Franz Marc specialized in painting animals and was draw to them from early on in his career. Birth of the Horses is kept in the Ball State Museum of Art, Indiana.

Many of his paintings are housed in museums worldwide including several across the United states. Some of his almost Cubist portrayal of animals were made in woodcut and lithography.

He believed the horse to be a powerful symbol of nature, energy and grace and he attempted to explore feelings that had never been explored by his forefathers in the world of painting.

He painted many pictures of horses, including Leaping Horses (Springende Pferde) which is unique because he attempted to apply divisionist or pointillist techniques in this work. In his paintings Franz March likes to unify animals with the landscape. By using an undercurrent of abstraction he brings form and colour together. There is a similarity between this painting and Neo-Impressionist Paul Signac who also used pure colour in block like marks.

His use of colour also stems from viewing and exhibition of the highly coloured work done by Vincent Van Gogh and the influence of Cubist Art.

He is particularly famous for the production of paintings that are of curvaceous horses, boldly coloured in richly expressionist yellows, reds, blues and mauves.
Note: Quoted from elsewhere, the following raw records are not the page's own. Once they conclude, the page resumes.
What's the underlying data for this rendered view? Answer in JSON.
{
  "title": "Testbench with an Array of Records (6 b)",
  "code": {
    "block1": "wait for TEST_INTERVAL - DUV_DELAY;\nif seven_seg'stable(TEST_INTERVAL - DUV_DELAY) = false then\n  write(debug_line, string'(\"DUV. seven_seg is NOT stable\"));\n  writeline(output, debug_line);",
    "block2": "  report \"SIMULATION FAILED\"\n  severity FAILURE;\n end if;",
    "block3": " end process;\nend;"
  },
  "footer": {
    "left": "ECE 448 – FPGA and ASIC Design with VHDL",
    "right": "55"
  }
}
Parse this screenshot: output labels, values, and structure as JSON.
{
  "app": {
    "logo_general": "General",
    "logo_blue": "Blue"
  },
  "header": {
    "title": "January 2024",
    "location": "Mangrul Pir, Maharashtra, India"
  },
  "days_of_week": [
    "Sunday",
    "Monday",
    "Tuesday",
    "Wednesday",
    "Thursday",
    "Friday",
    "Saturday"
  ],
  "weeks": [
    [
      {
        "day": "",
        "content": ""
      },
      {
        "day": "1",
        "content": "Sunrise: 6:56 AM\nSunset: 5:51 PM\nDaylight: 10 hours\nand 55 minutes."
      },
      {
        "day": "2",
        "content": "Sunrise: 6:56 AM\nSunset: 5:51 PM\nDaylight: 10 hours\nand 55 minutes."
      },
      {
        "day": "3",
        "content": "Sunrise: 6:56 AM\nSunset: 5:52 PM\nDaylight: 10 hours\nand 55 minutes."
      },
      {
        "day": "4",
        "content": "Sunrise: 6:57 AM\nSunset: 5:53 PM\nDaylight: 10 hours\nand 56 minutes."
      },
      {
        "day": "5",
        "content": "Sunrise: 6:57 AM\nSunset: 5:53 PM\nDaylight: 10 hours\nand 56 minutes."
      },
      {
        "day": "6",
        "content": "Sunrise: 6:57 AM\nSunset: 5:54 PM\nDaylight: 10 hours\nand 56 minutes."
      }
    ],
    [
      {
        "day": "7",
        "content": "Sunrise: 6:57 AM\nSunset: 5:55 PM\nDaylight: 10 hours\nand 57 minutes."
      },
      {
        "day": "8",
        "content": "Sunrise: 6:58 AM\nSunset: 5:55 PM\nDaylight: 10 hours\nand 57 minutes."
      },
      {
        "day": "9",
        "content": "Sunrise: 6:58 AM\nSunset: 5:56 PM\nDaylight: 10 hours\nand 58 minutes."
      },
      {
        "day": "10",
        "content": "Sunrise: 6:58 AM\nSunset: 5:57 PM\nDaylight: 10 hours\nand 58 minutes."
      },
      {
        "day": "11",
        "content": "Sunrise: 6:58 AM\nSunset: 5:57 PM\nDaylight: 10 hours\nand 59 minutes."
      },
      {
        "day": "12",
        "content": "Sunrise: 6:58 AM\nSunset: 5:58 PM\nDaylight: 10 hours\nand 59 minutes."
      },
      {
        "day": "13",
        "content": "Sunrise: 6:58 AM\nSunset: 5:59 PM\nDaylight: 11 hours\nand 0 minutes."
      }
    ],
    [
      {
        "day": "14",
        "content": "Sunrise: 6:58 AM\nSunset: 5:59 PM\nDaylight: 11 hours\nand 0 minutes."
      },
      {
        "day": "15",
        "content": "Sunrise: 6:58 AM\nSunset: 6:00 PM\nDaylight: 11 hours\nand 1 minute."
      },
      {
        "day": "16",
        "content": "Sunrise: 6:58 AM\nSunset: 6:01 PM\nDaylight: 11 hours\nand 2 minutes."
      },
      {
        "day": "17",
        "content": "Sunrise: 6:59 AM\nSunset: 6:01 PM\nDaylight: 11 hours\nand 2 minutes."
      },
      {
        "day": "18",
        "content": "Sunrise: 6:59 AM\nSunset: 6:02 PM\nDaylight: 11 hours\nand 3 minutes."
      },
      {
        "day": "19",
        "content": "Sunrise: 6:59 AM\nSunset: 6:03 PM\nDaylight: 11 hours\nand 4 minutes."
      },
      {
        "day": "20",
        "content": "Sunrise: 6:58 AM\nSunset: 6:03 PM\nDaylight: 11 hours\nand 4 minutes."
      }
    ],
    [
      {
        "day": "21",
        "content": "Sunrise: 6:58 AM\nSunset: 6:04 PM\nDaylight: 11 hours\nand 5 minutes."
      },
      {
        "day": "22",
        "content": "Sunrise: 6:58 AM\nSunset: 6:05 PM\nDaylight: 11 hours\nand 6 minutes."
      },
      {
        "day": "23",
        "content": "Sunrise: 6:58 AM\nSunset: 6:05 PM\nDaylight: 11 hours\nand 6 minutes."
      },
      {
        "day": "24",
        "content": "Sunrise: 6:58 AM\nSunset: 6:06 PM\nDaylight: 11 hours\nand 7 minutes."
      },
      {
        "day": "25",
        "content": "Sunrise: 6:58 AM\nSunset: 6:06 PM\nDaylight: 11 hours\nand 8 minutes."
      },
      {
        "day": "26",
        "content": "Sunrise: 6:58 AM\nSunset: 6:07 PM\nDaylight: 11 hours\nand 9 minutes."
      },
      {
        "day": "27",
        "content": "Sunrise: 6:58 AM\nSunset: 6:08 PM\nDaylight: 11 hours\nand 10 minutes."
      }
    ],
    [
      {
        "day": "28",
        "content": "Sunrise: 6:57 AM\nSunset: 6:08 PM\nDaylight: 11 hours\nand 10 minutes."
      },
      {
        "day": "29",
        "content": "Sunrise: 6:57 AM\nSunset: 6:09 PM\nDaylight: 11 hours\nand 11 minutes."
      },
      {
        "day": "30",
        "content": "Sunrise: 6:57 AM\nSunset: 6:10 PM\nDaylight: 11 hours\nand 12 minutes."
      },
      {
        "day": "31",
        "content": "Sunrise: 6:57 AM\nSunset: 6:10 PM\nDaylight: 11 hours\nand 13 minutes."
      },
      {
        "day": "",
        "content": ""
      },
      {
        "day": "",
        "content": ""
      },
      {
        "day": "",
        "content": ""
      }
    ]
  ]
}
These animals are always located in abstracted, flowing landscapes. Large Red Horses (1911) is another much reproduced example of this. There is no joy or calm conveyed in the diminutive and contorted poses of the iconic painting the animals – deer and horses.

The contrasting explosion of colour seems to completely overwhelm these creatures. Some say this work portrays the war to come and may even be prophetically representing the artist's death in battle with the brownish film (suggestive of blood) covering one area of the painting.